* [INPUT MATERIAL]:
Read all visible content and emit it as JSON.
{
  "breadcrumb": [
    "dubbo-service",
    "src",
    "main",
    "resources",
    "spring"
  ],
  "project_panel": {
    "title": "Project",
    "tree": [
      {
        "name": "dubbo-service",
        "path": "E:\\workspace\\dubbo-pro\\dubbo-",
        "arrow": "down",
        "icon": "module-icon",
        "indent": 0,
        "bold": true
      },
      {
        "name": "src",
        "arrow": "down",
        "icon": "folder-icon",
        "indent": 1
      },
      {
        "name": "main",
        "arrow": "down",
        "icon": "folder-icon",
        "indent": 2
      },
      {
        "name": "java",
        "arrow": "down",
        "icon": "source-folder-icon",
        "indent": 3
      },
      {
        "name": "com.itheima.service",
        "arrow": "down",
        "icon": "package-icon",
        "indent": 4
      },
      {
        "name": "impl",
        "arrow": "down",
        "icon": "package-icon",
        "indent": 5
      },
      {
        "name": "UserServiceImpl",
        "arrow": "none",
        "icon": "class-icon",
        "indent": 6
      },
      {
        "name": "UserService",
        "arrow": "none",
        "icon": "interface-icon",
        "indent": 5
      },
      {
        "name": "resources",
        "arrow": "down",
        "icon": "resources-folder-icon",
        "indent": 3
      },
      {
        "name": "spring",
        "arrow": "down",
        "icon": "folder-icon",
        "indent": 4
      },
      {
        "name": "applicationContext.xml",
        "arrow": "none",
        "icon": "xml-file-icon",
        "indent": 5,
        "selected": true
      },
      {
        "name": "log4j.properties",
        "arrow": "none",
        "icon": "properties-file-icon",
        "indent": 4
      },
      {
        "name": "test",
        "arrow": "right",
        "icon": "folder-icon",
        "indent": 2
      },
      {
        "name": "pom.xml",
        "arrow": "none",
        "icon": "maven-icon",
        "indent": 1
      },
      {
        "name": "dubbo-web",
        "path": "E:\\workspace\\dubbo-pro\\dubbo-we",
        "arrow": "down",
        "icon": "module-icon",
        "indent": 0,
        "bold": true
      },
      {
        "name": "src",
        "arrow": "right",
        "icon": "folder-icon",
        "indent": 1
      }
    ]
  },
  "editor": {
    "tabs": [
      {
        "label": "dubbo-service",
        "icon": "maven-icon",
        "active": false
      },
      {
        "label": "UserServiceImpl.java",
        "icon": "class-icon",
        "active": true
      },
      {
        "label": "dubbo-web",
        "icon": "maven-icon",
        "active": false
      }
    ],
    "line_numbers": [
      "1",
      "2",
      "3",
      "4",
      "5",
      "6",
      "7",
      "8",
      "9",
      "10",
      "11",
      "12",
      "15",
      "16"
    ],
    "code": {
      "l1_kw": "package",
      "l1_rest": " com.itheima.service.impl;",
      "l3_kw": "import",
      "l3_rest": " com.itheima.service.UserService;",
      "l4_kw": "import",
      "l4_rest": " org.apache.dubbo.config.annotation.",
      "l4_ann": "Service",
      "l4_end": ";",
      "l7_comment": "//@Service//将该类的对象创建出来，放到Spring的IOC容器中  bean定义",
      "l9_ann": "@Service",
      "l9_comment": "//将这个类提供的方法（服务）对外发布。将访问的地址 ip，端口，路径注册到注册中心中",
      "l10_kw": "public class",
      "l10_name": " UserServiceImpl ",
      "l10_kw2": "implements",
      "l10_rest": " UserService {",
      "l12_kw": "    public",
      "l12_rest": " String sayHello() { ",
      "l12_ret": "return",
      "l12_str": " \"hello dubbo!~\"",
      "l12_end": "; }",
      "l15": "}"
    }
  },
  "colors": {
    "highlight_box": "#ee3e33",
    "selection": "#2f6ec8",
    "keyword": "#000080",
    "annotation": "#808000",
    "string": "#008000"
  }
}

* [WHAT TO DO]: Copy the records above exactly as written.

* [ANSWER FOR THIS EXERCISE]:
Read all visible content and emit it as JSON.
{
  "breadcrumb": [
    "dubbo-service",
    "src",
    "main",
    "resources",
    "spring"
  ],
  "project_panel": {
    "title": "Project",
    "tree": [
      {
        "name": "dubbo-service",
        "path": "E:\\workspace\\dubbo-pro\\dubbo-",
        "arrow": "down",
        "icon": "module-icon",
        "indent": 0,
        "bold": true
      },
      {
        "name": "src",
        "arrow": "down",
        "icon": "folder-icon",
        "indent": 1
      },
      {
        "name": "main",
        "arrow": "down",
        "icon": "folder-icon",
        "indent": 2
      },
      {
        "name": "java",
        "arrow": "down",
        "icon": "source-folder-icon",
        "indent": 3
      },
      {
        "name": "com.itheima.service",
        "arrow": "down",
        "icon": "package-icon",
        "indent": 4
      },
      {
        "name": "impl",
        "arrow": "down",
        "icon": "package-icon",
        "indent": 5
      },
      {
        "name": "UserServiceImpl",
        "arrow": "none",
        "icon": "class-icon",
        "indent": 6
      },
      {
        "name": "UserService",
        "arrow": "none",
        "icon": "interface-icon",
        "indent": 5
      },
      {
        "name": "resources",
        "arrow": "down",
        "icon": "resources-folder-icon",
        "indent": 3
      },
      {
        "name": "spring",
        "arrow": "down",
        "icon": "folder-icon",
        "indent": 4
      },
      {
        "name": "applicationContext.xml",
        "arrow": "none",
        "icon": "xml-file-icon",
        "indent": 5,
        "selected": true
      },
      {
        "name": "log4j.properties",
        "arrow": "none",
        "icon": "properties-file-icon",
        "indent": 4
      },
      {
        "name": "test",
        "arrow": "right",
        "icon": "folder-icon",
        "indent": 2
      },
      {
        "name": "pom.xml",
        "arrow": "none",
        "icon": "maven-icon",
        "indent": 1
      },
      {
        "name": "dubbo-web",
        "path": "E:\\workspace\\dubbo-pro\\dubbo-we",
        "arrow": "down",
        "icon": "module-icon",
        "indent": 0,
        "bold": true
      },
      {
        "name": "src",
        "arrow": "right",
        "icon": "folder-icon",
        "indent": 1
      }
    ]
  },
  "editor": {
    "tabs": [
      {
        "label": "dubbo-service",
        "icon": "maven-icon",
        "active": false
      },
      {
        "label": "UserServiceImpl.java",
        "icon": "class-icon",
        "active": true
      },
      {
        "label": "dubbo-web",
        "icon": "maven-icon",
        "active": false
      }
    ],
    "line_numbers": [
      "1",
      "2",
      "3",
      "4",
      "5",
      "6",
      "7",
      "8",
      "9",
      "10",
      "11",
      "12",
      "15",
      "16"
    ],
    "code": {
      "l1_kw": "package",
      "l1_rest": " com.itheima.service.impl;",
      "l3_kw": "import",
      "l3_rest": " com.itheima.service.UserService;",
      "l4_kw": "import",
      "l4_rest": " org.apache.dubbo.config.annotation.",
      "l4_ann": "Service",
      "l4_end": ";",
      "l7_comment": "//@Service//将该类的对象创建出来，放到Spring的IOC容器中  bean定义",
      "l9_ann": "@Service",
      "l9_comment": "//将这个类提供的方法（服务）对外发布。将访问的地址 ip，端口，路径注册到注册中心中",
      "l10_kw": "public class",
      "l10_name": " UserServiceImpl ",
      "l10_kw2": "implements",
      "l10_rest": " UserService {",
      "l12_kw": "    public",
      "l12_rest": " String sayHello() { ",
      "l12_ret": "return",
      "l12_str": " \"hello dubbo!~\"",
      "l12_end": "; }",
      "l15": "}"
    }
  },
  "colors": {
    "highlight_box": "#ee3e33",
    "selection": "#2f6ec8",
    "keyword": "#000080",
    "annotation": "#808000",
    "string": "#008000"
  }
}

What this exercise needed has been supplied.